If you would like to lab and play around with containers, there is a really great setup script and a few easy steps you can follow to get a copy of Windows Server 2016 TP 4 setup with containers working. First things first you will need to spin up Windows Server 2016 TP4 in your favorite hypervisor. I am using VMware Workstation 12 Pro which works great with Server 2016. After you have the OS installed and everything up and running along with Internet connectivity, we can use powershell to pull down a setup script that will do the heavy lifting for us to get containers setup and running.
wget -uri https://aka.ms/setupcontainers -OutFile C:ContainerSetup.ps1
The above of course will download the ContainerSetup.ps1 script. Next, we need to run the containersetup.ps1 file.
The setup containersetup process above will start the setup and install process of the containers Windows feature. Your server will reboot. Setup will resume once the server has restarted. Container networking is enabled along with the container switch, NAT, etc.
The step below will pull down the Windows Server Core container image. This step will take a bit of time depending on your connection speed.
The script continues along – docker is installed and the script will finally complete.
Starting the Container
After you have run the setup script and it completes successfully, you can now start the container.
$container = New-Container -Name "TestContainer" -ContainerImageName WindowsServerCore Start-Container -Name "TestContainer"
Now we can enter a powershell session to the running container:
Enter-PSSession -ContainerId $container.ContainerId -RunAsAdministrator
We can verify now that we have a subset of processes running in the container as opposed to our host OS:
As you can see the difference between the processes that show to be running in the container are definitely stripped down compared to our host processes.
Files and Storage
As far as where things are stored, we see a lot of the Hyper-V default storage locations being utilized with the containers technology as well as their DNA is very similar.
C:ProgramDataMicrosoftWindowsImages – This is the location where the Windows Server Core container image was located. It weighed in at around 9GB.
C:ProgramDataMicrosoftWindowsHyper-V – This appears to house most of the container metadata and other container specific information.

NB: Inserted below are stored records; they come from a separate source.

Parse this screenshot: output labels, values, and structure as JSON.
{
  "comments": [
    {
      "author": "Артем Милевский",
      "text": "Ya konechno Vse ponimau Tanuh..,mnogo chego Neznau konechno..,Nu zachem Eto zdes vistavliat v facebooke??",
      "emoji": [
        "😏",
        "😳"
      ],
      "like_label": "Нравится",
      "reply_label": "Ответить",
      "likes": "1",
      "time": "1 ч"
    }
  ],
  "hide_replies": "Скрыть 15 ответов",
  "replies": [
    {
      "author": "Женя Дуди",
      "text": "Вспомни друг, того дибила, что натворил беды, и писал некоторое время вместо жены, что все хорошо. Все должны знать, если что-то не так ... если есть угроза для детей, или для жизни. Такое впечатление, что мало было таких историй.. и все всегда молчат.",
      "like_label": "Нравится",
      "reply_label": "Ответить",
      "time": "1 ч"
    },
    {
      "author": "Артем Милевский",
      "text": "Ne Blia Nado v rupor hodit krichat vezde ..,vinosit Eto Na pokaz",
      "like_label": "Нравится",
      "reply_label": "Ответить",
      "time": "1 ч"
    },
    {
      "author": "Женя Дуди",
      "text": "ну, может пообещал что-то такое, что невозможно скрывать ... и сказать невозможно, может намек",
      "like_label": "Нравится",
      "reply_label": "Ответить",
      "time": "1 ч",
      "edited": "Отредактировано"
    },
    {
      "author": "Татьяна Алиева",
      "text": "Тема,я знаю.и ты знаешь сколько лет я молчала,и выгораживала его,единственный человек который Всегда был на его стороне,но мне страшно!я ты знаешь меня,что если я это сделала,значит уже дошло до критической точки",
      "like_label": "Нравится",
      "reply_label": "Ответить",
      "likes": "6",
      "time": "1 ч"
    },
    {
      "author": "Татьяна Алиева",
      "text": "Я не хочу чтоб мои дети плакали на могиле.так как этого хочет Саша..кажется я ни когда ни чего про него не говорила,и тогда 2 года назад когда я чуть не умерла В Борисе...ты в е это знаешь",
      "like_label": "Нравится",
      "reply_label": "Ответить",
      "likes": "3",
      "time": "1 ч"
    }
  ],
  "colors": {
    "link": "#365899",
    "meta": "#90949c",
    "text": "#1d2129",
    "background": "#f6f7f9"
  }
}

Containers are basically like virtualization 2.0. We will definitely see a tremendous amount of development around this super cool technology. Hardware virtualization may become more of the old school way of doing things once container technology matures in the near future. More to come on containers in future posts….stay tuned!